This disproportionate impact might explain why wealthy countries are not prioritizing efforts to treat, vaccinate, and research diseases like TB which do not largely impact their populations. However, it would be misguided to assume that global health is not inextricably linked to the moral obligation and economic health of all nations. Decision makers across the globe must recognize our interconnectedness and shared responsibility to forge better health outcomes for all.
The economic health of a nation insists upon a healthy populace wherein business is conducted.

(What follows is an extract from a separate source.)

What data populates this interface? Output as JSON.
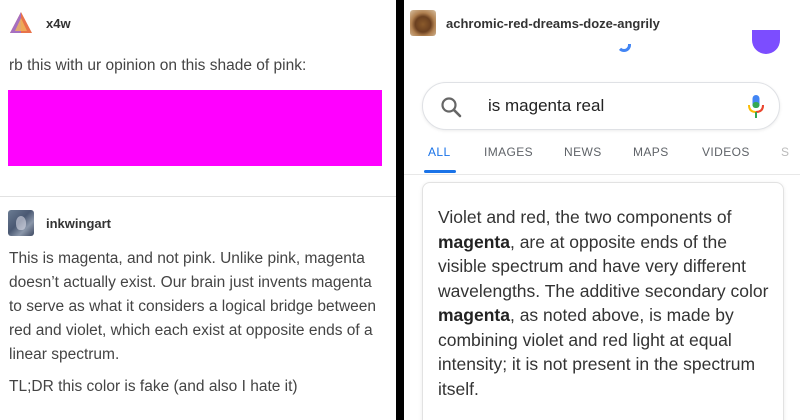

For example, the U.S. goods exports to the Association of Southeast Asian Nations (ASEAN) in 2020 were $76.4 billion, down 11.2% ($9.7 billion) from 2019. Similarly, U.S. trade in goods throughout Africa in 2020 saw sharp downturns as compared to 2019. Pandemics prove how fragile our systems are: global commerce and supply chains don’t run without people– healthy people– managing them. We might face a similar fate if wealthy nations do not start treating TB as seriously as the COVID-19 pandemic.
In decreasing resources to TB, the private sector and wealthy countries all but ensured an increase in mortality. Herein lies our moral obligation. If we know decreases in spending result in significant loss of human life, how can we possibly push on the brakes?
“COVID-19 vaccine inequity and the failure to come up with a vaccine for tuberculosis are two sides of the same coin – a devaluation of human life in poor countries,” said The Union President Guy Marks, at the 52nd Union World Conference on Lung Health. “Until COVID-19 came along, TB was killing more people than any other infectious disease but you’d never know it. If we had spent a fraction of the energy and money that governments and pharma have spent developing COVID-19 vaccines and then getting them to wealthy countries, we´d have stopped TB long ago.”
Looking ahead, we must set the stage for an ambitious and successful Global Fund replenishment; push for the Global Fund to play a central role in patient-provider relationships; mobilize resources for TB to recover from the impact of COVID-19; and find the political will to implement policies which are truly vested in equitable health outcomes. We need a recovery plan to get back on track to reach UN HLM TB targets and SDG commitments to end TB by 2030 that embodies an integrated approach to tackle interrelated diseases and epidemics, such as COVID-19 and TB.
COVID-19 has made public health a priority on the political agenda, but it must remain a priority after the pandemic. The global health policy community and funding mechanisms must leverage this momentum to strengthen the overall TB response. Simply, we need to take the fight against TB more urgently and seriously. This must include learning to plan for and fund simultaneous health crises. New viruses aren’t going away anytime soon, but perhaps with newfound global commitment to rising death tolls, we can end the other hundred-year-war, and finally, eliminate tuberculosis.
About the authors:
Vineeta Gupta, MD, JD, LLM: Dr. Gupta, Director, Action Secretariat, is a trained physician and human rights lawyer and lifelong advocate providing expertise and thought leadership at the nexus of the most critical issues in the fields of health equity, RMNCAH, women’s rights, and global health. She has conducted workshops on diversity, inclusion, and health disparities and has been invited to speak in over 60 universities in the U.S and Europe. She is widely covered in print and online media globally, including Washington Post, The Economic Times, The Hindu, Times of India, Hindustan Times, China Daily, NPR, US News and World Report, FOX news, and CNN.
Allan Ragi: A specialist in public health with experience in national policy development, capacity building, and networking community service organizations, Mr. Allan Ragi has over 35 years of experience working in public health. Allan is currently the executive director of Kenya AIDS NGOs Consortium (KANCO).
Competing interests: None
Handling Editor: Neha Faruqui